Website and app data records
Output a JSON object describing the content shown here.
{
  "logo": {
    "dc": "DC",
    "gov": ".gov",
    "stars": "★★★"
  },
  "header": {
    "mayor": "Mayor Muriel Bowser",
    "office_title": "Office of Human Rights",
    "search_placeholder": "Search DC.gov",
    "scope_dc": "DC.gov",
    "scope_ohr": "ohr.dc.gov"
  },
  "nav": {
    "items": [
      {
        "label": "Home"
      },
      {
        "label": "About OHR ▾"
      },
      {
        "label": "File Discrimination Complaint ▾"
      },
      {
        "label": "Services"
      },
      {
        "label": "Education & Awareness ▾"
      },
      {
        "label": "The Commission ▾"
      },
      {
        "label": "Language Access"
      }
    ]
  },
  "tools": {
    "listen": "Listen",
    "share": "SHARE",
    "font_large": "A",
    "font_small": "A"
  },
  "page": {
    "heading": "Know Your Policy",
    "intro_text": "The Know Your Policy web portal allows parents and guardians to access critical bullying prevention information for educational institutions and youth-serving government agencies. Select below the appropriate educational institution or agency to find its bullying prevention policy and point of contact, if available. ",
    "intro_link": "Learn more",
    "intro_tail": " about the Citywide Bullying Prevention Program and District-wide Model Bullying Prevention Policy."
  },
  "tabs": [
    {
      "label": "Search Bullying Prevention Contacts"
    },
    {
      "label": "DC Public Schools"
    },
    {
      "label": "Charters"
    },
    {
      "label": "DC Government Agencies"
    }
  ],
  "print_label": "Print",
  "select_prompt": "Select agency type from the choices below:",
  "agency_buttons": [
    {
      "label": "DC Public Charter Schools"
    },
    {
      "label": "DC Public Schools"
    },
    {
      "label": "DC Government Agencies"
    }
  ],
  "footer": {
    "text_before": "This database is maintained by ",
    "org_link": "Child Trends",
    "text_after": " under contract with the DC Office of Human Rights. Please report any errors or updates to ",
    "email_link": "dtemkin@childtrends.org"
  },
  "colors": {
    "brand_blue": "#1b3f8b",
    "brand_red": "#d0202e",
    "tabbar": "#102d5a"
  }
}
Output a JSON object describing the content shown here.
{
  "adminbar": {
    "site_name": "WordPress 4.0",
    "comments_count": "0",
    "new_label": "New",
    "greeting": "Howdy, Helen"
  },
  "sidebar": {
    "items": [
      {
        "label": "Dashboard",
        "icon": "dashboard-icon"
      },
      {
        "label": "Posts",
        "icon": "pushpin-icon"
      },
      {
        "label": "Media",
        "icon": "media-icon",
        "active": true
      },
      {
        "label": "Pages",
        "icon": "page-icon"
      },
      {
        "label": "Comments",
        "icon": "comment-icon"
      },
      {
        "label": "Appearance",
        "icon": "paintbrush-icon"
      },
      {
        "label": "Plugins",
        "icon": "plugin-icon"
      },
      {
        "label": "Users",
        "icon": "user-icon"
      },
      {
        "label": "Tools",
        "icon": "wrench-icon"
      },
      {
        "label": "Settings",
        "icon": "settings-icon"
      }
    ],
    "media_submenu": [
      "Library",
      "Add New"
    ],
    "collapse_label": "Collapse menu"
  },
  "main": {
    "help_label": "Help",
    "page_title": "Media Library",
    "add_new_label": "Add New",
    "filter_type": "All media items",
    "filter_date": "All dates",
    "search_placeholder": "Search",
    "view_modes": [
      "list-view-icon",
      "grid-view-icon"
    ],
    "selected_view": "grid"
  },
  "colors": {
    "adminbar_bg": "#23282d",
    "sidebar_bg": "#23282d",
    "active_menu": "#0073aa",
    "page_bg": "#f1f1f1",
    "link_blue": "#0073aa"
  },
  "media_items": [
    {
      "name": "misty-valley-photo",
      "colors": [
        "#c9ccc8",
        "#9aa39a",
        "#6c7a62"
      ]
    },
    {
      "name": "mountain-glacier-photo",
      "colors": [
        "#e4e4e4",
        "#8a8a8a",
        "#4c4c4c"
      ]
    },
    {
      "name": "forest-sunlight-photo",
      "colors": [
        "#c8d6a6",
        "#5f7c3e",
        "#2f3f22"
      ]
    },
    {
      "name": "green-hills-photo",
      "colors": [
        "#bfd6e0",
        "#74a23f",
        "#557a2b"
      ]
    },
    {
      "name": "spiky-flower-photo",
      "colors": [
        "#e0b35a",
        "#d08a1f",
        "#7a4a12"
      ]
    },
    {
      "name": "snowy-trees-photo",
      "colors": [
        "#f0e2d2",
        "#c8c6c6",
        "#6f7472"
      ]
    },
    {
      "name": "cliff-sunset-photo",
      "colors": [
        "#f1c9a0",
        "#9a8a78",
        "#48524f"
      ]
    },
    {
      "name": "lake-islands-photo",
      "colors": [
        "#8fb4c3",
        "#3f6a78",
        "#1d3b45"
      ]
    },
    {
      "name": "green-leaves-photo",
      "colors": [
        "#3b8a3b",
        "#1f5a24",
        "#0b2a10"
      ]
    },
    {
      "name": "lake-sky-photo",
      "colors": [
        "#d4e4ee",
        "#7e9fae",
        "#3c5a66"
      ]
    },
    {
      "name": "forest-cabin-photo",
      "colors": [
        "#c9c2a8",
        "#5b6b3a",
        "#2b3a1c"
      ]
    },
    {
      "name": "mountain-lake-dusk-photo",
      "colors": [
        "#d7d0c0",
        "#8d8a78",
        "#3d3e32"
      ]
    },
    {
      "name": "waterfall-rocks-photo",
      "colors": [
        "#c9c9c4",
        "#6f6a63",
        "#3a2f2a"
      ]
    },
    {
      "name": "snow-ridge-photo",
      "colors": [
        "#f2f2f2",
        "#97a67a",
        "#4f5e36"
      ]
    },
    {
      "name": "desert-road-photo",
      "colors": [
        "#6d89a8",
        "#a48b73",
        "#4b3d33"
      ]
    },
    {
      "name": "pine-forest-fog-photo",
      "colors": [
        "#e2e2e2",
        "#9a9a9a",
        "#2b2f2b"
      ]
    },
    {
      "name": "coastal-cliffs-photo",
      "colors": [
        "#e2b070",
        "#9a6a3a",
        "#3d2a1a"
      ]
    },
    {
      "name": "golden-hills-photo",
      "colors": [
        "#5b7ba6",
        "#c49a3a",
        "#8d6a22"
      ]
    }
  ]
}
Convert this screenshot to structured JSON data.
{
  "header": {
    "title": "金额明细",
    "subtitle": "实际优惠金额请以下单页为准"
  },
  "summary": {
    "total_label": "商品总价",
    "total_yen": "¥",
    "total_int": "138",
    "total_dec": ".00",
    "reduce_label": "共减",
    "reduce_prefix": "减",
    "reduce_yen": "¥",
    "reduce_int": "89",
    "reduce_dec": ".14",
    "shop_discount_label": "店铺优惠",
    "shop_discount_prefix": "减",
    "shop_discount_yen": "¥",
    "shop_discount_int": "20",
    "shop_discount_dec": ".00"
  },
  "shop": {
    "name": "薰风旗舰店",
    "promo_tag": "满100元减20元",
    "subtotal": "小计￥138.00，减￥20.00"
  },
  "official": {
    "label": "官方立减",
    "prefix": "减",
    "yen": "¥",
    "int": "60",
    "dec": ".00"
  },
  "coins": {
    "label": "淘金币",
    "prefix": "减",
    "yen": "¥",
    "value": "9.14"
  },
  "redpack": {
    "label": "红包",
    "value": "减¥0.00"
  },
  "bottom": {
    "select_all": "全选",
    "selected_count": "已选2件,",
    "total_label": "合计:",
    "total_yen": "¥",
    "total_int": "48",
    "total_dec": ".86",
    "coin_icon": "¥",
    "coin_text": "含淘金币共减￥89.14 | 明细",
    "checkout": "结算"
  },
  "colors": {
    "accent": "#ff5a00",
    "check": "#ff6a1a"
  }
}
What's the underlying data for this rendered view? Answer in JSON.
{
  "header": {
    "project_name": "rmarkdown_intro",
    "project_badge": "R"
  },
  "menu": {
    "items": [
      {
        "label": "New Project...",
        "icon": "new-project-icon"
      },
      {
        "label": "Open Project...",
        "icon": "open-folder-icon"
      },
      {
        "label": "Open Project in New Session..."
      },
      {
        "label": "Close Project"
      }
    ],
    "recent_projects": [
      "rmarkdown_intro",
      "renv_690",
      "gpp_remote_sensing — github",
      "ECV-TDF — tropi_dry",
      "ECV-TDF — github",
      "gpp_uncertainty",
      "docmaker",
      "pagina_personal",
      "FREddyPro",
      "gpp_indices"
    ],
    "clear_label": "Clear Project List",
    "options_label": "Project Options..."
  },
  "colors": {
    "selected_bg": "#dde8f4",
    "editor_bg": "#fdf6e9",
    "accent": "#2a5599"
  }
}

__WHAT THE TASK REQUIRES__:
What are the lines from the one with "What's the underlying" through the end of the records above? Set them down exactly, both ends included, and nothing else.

__WORKED SOLUTION__:
What's the underlying data for this rendered view? Answer in JSON.
{
  "header": {
    "project_name": "rmarkdown_intro",
    "project_badge": "R"
  },
  "menu": {
    "items": [
      {
        "label": "New Project...",
        "icon": "new-project-icon"
      },
      {
        "label": "Open Project...",
        "icon": "open-folder-icon"
      },
      {
        "label": "Open Project in New Session..."
      },
      {
        "label": "Close Project"
      }
    ],
    "recent_projects": [
      "rmarkdown_intro",
      "renv_690",
      "gpp_remote_sensing — github",
      "ECV-TDF — tropi_dry",
      "ECV-TDF — github",
      "gpp_uncertainty",
      "docmaker",
      "pagina_personal",
      "FREddyPro",
      "gpp_indices"
    ],
    "clear_label": "Clear Project List",
    "options_label": "Project Options..."
  },
  "colors": {
    "selected_bg": "#dde8f4",
    "editor_bg": "#fdf6e9",
    "accent": "#2a5599"
  }
}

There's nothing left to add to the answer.